### Exercise brief
The whole listing is to be repeated exactly. Add nothing.

### Input material

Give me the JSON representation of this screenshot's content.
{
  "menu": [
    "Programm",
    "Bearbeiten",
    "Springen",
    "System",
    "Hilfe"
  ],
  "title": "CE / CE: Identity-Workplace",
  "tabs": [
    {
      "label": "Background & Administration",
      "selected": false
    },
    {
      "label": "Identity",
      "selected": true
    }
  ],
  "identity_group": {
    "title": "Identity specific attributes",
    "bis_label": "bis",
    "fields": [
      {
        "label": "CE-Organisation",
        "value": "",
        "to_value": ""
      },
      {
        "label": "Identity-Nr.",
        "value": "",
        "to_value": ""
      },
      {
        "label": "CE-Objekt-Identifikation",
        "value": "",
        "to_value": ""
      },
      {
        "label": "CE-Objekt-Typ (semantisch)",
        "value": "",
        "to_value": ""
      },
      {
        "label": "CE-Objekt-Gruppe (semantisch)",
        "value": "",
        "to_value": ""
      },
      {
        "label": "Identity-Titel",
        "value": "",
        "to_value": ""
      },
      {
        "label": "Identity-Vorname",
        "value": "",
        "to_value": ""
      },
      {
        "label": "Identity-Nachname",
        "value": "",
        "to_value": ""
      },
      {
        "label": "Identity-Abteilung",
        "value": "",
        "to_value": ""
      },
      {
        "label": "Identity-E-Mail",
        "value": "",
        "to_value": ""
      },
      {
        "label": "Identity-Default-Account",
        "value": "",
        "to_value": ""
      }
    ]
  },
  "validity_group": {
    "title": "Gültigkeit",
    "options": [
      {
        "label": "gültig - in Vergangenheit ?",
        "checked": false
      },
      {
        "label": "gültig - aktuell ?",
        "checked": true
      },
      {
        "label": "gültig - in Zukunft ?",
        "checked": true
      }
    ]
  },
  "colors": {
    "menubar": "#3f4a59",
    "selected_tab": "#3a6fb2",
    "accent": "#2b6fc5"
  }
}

### Solution to this problem
Give me the JSON representation of this screenshot's content.
{
  "menu": [
    "Programm",
    "Bearbeiten",
    "Springen",
    "System",
    "Hilfe"
  ],
  "title": "CE / CE: Identity-Workplace",
  "tabs": [
    {
      "label": "Background & Administration",
      "selected": false
    },
    {
      "label": "Identity",
      "selected": true
    }
  ],
  "identity_group": {
    "title": "Identity specific attributes",
    "bis_label": "bis",
    "fields": [
      {
        "label": "CE-Organisation",
        "value": "",
        "to_value": ""
      },
      {
        "label": "Identity-Nr.",
        "value": "",
        "to_value": ""
      },
      {
        "label": "CE-Objekt-Identifikation",
        "value": "",
        "to_value": ""
      },
      {
        "label": "CE-Objekt-Typ (semantisch)",
        "value": "",
        "to_value": ""
      },
      {
        "label": "CE-Objekt-Gruppe (semantisch)",
        "value": "",
        "to_value": ""
      },
      {
        "label": "Identity-Titel",
        "value": "",
        "to_value": ""
      },
      {
        "label": "Identity-Vorname",
        "value": "",
        "to_value": ""
      },
      {
        "label": "Identity-Nachname",
        "value": "",
        "to_value": ""
      },
      {
        "label": "Identity-Abteilung",
        "value": "",
        "to_value": ""
      },
      {
        "label": "Identity-E-Mail",
        "value": "",
        "to_value": ""
      },
      {
        "label": "Identity-Default-Account",
        "value": "",
        "to_value": ""
      }
    ]
  },
  "validity_group": {
    "title": "Gültigkeit",
    "options": [
      {
        "label": "gültig - in Vergangenheit ?",
        "checked": false
      },
      {
        "label": "gültig - aktuell ?",
        "checked": true
      },
      {
        "label": "gültig - in Zukunft ?",
        "checked": true
      }
    ]
  },
  "colors": {
    "menubar": "#3f4a59",
    "selected_tab": "#3a6fb2",
    "accent": "#2b6fc5"
  }
}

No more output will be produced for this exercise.